Only a number is wanted: the count of lines in this listing that contain "ADVANCED".

*** Opening Supplied material ***

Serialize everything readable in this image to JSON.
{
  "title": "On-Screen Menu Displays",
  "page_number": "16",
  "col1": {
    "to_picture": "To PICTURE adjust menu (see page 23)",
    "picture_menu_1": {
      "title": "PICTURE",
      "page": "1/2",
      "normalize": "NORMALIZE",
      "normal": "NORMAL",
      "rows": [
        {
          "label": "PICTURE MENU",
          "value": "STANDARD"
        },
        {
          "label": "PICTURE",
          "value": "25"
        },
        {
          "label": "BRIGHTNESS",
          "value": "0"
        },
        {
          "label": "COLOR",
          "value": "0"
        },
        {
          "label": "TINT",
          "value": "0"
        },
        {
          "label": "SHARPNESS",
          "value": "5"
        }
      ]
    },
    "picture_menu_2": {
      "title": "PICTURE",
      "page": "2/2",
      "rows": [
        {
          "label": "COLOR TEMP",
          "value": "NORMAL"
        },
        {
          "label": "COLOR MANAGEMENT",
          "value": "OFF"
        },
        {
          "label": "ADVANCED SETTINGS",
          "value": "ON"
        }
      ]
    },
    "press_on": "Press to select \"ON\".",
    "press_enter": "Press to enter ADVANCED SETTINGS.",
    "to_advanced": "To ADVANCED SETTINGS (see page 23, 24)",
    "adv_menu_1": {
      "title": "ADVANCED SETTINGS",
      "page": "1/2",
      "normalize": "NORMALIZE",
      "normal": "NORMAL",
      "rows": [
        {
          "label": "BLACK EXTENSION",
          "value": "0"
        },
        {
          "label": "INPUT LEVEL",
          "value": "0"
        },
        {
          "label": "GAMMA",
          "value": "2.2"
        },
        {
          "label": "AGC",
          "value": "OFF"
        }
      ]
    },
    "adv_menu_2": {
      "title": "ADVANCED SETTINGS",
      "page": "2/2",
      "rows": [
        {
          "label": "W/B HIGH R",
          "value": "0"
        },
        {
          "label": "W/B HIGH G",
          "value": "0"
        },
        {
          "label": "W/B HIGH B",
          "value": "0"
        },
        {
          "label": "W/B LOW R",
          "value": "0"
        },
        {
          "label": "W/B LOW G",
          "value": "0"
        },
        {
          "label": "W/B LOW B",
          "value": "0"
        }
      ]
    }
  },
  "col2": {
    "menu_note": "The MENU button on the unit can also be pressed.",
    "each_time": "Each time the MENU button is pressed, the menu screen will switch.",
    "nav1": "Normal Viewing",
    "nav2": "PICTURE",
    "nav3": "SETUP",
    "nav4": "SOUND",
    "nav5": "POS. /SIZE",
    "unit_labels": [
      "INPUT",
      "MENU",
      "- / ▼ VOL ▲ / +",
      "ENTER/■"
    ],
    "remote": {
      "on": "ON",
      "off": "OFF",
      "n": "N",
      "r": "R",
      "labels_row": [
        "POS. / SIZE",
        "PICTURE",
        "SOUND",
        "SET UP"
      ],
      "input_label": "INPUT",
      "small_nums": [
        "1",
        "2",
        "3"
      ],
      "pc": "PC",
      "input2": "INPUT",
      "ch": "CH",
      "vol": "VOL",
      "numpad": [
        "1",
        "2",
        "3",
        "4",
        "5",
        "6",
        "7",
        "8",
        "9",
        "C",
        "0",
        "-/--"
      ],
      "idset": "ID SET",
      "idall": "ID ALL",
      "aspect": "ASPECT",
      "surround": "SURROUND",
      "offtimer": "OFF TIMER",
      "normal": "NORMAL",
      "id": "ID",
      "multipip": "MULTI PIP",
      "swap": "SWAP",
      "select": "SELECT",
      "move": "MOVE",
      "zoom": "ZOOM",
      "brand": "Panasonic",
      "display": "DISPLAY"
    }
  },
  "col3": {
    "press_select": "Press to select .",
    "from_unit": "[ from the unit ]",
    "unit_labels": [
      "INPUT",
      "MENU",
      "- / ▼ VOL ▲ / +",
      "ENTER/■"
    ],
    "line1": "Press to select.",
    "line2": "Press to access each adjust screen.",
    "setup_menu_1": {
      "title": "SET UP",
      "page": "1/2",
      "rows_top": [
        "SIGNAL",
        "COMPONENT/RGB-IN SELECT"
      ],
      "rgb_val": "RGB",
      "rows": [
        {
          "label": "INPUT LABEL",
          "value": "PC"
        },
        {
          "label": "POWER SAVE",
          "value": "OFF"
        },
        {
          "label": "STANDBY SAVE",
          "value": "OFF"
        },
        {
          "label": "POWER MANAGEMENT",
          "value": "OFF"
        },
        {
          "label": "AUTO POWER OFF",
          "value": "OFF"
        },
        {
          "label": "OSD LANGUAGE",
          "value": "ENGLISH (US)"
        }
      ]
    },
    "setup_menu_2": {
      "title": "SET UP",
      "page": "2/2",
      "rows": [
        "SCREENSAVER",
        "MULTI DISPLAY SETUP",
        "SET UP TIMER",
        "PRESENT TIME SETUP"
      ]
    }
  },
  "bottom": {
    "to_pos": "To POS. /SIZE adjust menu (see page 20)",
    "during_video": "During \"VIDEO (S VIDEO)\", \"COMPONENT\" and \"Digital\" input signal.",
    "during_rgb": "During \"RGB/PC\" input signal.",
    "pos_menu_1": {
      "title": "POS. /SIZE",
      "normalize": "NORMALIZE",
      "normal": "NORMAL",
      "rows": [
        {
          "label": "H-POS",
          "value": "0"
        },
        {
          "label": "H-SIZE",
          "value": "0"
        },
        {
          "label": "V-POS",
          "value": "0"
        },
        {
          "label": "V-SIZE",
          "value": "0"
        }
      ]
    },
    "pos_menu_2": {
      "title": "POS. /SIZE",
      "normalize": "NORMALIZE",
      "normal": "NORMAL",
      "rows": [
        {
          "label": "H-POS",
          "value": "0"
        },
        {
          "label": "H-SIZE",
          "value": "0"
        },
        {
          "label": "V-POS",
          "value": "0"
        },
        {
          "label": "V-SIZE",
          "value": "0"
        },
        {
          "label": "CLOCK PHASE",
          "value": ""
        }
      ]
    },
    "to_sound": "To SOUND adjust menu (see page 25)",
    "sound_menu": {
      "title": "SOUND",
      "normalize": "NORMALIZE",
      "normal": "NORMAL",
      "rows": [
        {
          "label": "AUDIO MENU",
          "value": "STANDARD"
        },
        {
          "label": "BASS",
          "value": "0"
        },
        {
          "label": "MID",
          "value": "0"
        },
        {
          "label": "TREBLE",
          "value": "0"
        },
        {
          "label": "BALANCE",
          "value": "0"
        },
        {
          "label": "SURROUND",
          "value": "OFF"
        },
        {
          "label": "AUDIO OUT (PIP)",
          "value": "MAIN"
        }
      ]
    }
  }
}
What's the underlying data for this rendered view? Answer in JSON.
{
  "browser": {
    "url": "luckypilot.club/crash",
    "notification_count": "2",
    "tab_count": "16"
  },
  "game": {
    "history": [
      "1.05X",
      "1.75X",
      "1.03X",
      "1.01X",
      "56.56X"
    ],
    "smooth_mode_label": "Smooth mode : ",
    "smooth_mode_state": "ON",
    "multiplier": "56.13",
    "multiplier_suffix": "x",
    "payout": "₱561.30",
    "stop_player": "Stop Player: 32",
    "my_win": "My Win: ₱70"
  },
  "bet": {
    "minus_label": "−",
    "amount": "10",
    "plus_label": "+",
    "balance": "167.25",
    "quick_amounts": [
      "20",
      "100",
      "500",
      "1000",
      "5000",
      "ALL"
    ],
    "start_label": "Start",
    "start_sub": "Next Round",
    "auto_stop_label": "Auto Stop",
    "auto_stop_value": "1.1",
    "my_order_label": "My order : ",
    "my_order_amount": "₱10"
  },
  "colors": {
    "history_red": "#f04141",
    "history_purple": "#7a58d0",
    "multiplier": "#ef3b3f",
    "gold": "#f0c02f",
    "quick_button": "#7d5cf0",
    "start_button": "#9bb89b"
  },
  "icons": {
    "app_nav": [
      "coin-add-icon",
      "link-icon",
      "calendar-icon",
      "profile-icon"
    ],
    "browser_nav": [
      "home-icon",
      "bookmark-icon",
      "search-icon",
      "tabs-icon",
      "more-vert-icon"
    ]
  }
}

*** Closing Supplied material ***

- **Written response**:
5